How on earth does anybody get to manage Martin Bashir? "Oh, you know," John replies airily, "Sometimes these things happen and you're never sure how". Noel Edmonds was not formally a John Miles artist until recent years, when he was looking to make a TV comeback after some time concentrating on other business interests. "He phoned me and said I'd been representing him unofficially for 35 years, so why didn't we get together properly?" Mind you, our business relationship had been a two-way thing. I'd helped him, but in return I'd got the marketing rights to Crinkley Bottom, Hissing Sid, that kind of thing.
"The first thing I had to do was find the right kind of show for him, and then we got Deal or No Deal. Noel didn't want to do it. The head of Channel 4 daytime TV sent me a copy of the French version. I showed it him and he said 'I just don't like this. It's awful'. I thought it was fine. The boxes and money and risk-taking side of it looked good to me. 'Give it a go,' I told Noel. You'll do it differently, it can work for you'. So he eventually did a run-through, we took it on, and now he's into the second series and won a Bafta nomination. The current series runs through until October, and now he's signed to do nearly 400 shows, six days a week, between then and the end of 2007. He records three shows a week. It's a lot of work".
Away from showbiz, John can point to land and property interests, a motor show room in Ashton, Bristol, with his brothers Roger and Tony, and houses in Barbados, Majorca and Spain, the latter with an orange grove attached.
There has been personal tragedy. John's first wife, Gloria, died of cancer, and since then he has become chairman of the friends of Bristol oncology unit. He also chairs a stem cell project at Hammersmith hospital, and since being diagnosed with prostate cancer six years ago, for which he underwent successful surgery, he has become chairman of the prostate cancer care and research centre appeal at Bristol's Southmead hospital. Both Carol Vorderman and Noel Edmonds have helped publicise this. It was through Gloria's illness that John met his second wife, Lyn, for her husband was a cancer victim at much the same time. They have twin daughters, Emily and Charlotte, aged 11, while John has thirty-something children, Richard and Amanda, from his first marriage. Lyn's 18 year old son, John, completes the family.
"I know I'm very lucky to be in this position," says John, a man with an affable, laid-back persona for so dynamic a figure in such a cut-throat trade, and who has never considered shaking off his local accent.
"I've been determined and I've worked hard, but you need luck, too. I've lived in Bristol all my life, and from the start I felt that if I was going to be successful, I wanted it to be in my home city. In the early days I had to work harder to achieve what I've done from out here. Now most of the good managers operate from outside London."

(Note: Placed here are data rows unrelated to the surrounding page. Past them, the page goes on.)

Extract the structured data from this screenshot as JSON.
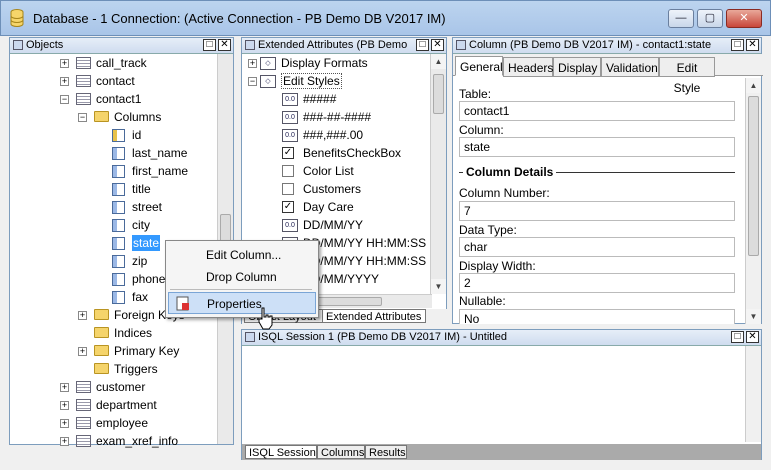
{
  "window": {
    "title": "Database - 1 Connection: (Active Connection - PB Demo DB V2017 IM)",
    "controls": {
      "minimize": "—",
      "maximize": "▢",
      "close": "✕"
    }
  },
  "objects_pane": {
    "title": "Objects",
    "tree": [
      {
        "label": "call_track",
        "kind": "table"
      },
      {
        "label": "contact",
        "kind": "table"
      },
      {
        "label": "contact1",
        "kind": "table"
      },
      {
        "label": "Columns",
        "kind": "folder"
      },
      {
        "label": "id",
        "kind": "column"
      },
      {
        "label": "last_name",
        "kind": "column"
      },
      {
        "label": "first_name",
        "kind": "column"
      },
      {
        "label": "title",
        "kind": "column"
      },
      {
        "label": "street",
        "kind": "column"
      },
      {
        "label": "city",
        "kind": "column"
      },
      {
        "label": "state",
        "kind": "column"
      },
      {
        "label": "zip",
        "kind": "column"
      },
      {
        "label": "phone",
        "kind": "column"
      },
      {
        "label": "fax",
        "kind": "column"
      },
      {
        "label": "Foreign Keys",
        "kind": "folder"
      },
      {
        "label": "Indices",
        "kind": "folder"
      },
      {
        "label": "Primary Key",
        "kind": "folder"
      },
      {
        "label": "Triggers",
        "kind": "folder"
      },
      {
        "label": "customer",
        "kind": "table"
      },
      {
        "label": "department",
        "kind": "table"
      },
      {
        "label": "employee",
        "kind": "table"
      },
      {
        "label": "exam_xref_info",
        "kind": "table"
      }
    ]
  },
  "context_menu": {
    "items": [
      "Edit Column...",
      "Drop Column",
      "Properties"
    ],
    "highlighted": "Properties"
  },
  "ext_attr_pane": {
    "title": "Extended Attributes (PB Demo",
    "items": [
      {
        "label": "Display Formats",
        "kind": "group"
      },
      {
        "label": "Edit Styles",
        "kind": "group"
      },
      {
        "label": "#####",
        "kind": "style"
      },
      {
        "label": "###-##-####",
        "kind": "style"
      },
      {
        "label": "###,###.00",
        "kind": "style"
      },
      {
        "label": "BenefitsCheckBox",
        "kind": "check"
      },
      {
        "label": "Color List",
        "kind": "list"
      },
      {
        "label": "Customers",
        "kind": "list"
      },
      {
        "label": "Day Care",
        "kind": "check"
      },
      {
        "label": "DD/MM/YY",
        "kind": "style"
      },
      {
        "label": "DD/MM/YY HH:MM:SS",
        "kind": "style"
      },
      {
        "label": "DD/MM/YY HH:MM:SS",
        "kind": "style"
      },
      {
        "label": "DD/MM/YYYY",
        "kind": "style"
      }
    ],
    "tabs": [
      "Object Layout",
      "Extended Attributes"
    ]
  },
  "column_pane": {
    "title": "Column (PB Demo DB V2017 IM) - contact1:state",
    "tabs": [
      "General",
      "Headers",
      "Display",
      "Validation",
      "Edit Style"
    ],
    "active_tab": "General",
    "table_label": "Table:",
    "table_value": "contact1",
    "column_label": "Column:",
    "column_value": "state",
    "section_title": "Column Details",
    "number_label": "Column Number:",
    "number_value": "7",
    "type_label": "Data Type:",
    "type_value": "char",
    "width_label": "Display Width:",
    "width_value": "2",
    "nullable_label": "Nullable:",
    "nullable_value": "No"
  },
  "isql_pane": {
    "title": "ISQL Session 1 (PB Demo DB V2017 IM) - Untitled",
    "tabs": [
      "ISQL Session",
      "Columns",
      "Results"
    ]
  }
}
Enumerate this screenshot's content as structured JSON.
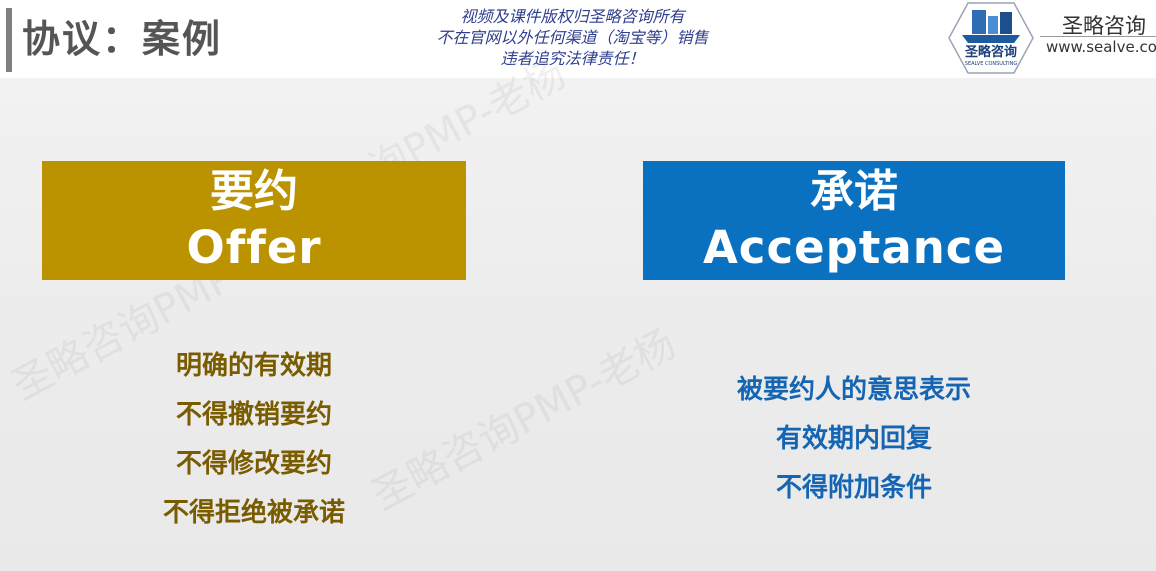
{
  "slide": {
    "title": "协议：案例",
    "copyright_lines": [
      "视频及课件版权归圣略咨询所有",
      "不在官网以外任何渠道（淘宝等）销售",
      "违者追究法律责任！"
    ],
    "logo": {
      "badge_text": "圣略咨询",
      "badge_subtext": "SEALVE CONSULTING",
      "company_name": "圣略咨询",
      "url": "www.sealve.co"
    },
    "watermark": "圣略咨询PMP-老杨"
  },
  "offer": {
    "title_cn": "要约",
    "title_en": "Offer",
    "color": "#bb9200",
    "points": [
      "明确的有效期",
      "不得撤销要约",
      "不得修改要约",
      "不得拒绝被承诺"
    ]
  },
  "acceptance": {
    "title_cn": "承诺",
    "title_en": "Acceptance",
    "color": "#0a70c0",
    "points": [
      "被要约人的意思表示",
      "有效期内回复",
      "不得附加条件"
    ]
  }
}
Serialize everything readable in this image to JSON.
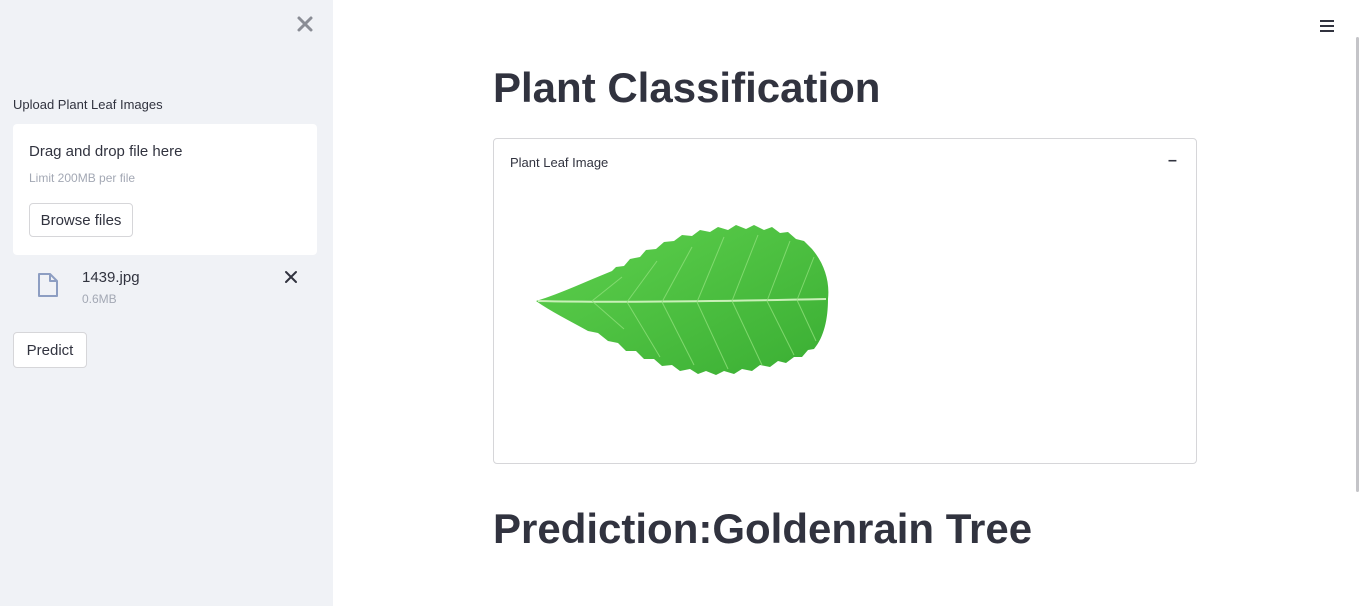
{
  "sidebar": {
    "upload_label": "Upload Plant Leaf Images",
    "dropzone": {
      "title": "Drag and drop file here",
      "limit": "Limit 200MB per file",
      "browse_label": "Browse files"
    },
    "file": {
      "name": "1439.jpg",
      "size": "0.6MB"
    },
    "predict_label": "Predict"
  },
  "main": {
    "title": "Plant Classification",
    "expander": {
      "label": "Plant Leaf Image",
      "toggle": "–"
    },
    "prediction": "Prediction:Goldenrain Tree"
  },
  "colors": {
    "sidebar_bg": "#f0f2f6",
    "text": "#31333f",
    "muted": "#a3a8b4",
    "leaf": "#4cc23f"
  }
}
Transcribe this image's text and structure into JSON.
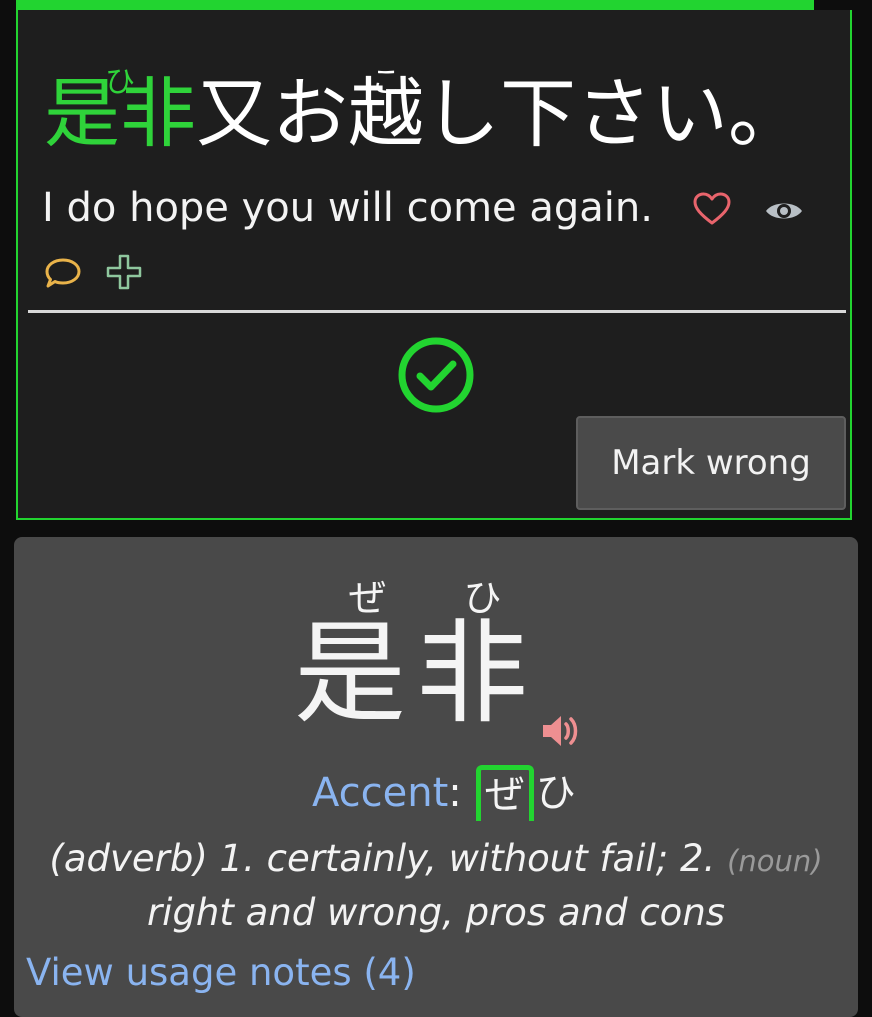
{
  "review": {
    "sentence": {
      "word1": {
        "kanji": "是非",
        "furigana": "ひ"
      },
      "part2": "又お",
      "word2": {
        "kanji": "越",
        "furigana": "こ"
      },
      "part3": "し下さい。"
    },
    "translation": "I do hope you will come again.",
    "mark_wrong_label": "Mark wrong"
  },
  "word_details": {
    "furigana": [
      "ぜ",
      "ひ"
    ],
    "word": "是非",
    "accent_label": "Accent",
    "accent_colon": ":",
    "accent_high": "ぜ",
    "accent_low": "ひ",
    "definition": {
      "pos1": "(adverb)",
      "sense1": "1. certainly, without fail;",
      "sense2_num": "2.",
      "pos2": "(noun)",
      "sense2": "right and wrong, pros and cons"
    },
    "usage_notes_link": "View usage notes (4)"
  },
  "icons": [
    "heart-icon",
    "eye-icon",
    "comment-icon",
    "plus-icon",
    "check-circle-icon",
    "speaker-icon"
  ],
  "colors": {
    "success": "#22d430",
    "heart": "#e8646c",
    "comment": "#e9b34a",
    "plus": "#8fc79e",
    "link": "#8ab4f0",
    "speaker": "#ee8f91"
  }
}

He only has to look around him at the material rewards his efforts have reaped to know he ranks among the very best.